## Web page and app entries
::::
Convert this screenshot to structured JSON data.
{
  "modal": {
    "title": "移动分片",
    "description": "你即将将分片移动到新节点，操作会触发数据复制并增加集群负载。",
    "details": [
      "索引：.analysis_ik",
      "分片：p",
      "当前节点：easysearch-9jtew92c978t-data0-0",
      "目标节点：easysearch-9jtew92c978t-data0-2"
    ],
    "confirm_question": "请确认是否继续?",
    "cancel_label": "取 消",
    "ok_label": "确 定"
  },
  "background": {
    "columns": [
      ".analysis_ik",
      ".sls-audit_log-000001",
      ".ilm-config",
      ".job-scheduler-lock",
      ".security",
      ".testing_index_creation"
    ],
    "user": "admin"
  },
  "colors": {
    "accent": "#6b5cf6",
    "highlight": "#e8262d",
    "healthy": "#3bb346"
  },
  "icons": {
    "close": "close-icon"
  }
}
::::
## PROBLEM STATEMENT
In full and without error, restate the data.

## RESULT OF THE TASK
Convert this screenshot to structured JSON data.
{
  "modal": {
    "title": "移动分片",
    "description": "你即将将分片移动到新节点，操作会触发数据复制并增加集群负载。",
    "details": [
      "索引：.analysis_ik",
      "分片：p",
      "当前节点：easysearch-9jtew92c978t-data0-0",
      "目标节点：easysearch-9jtew92c978t-data0-2"
    ],
    "confirm_question": "请确认是否继续?",
    "cancel_label": "取 消",
    "ok_label": "确 定"
  },
  "background": {
    "columns": [
      ".analysis_ik",
      ".sls-audit_log-000001",
      ".ilm-config",
      ".job-scheduler-lock",
      ".security",
      ".testing_index_creation"
    ],
    "user": "admin"
  },
  "colors": {
    "accent": "#6b5cf6",
    "highlight": "#e8262d",
    "healthy": "#3bb346"
  },
  "icons": {
    "close": "close-icon"
  }
}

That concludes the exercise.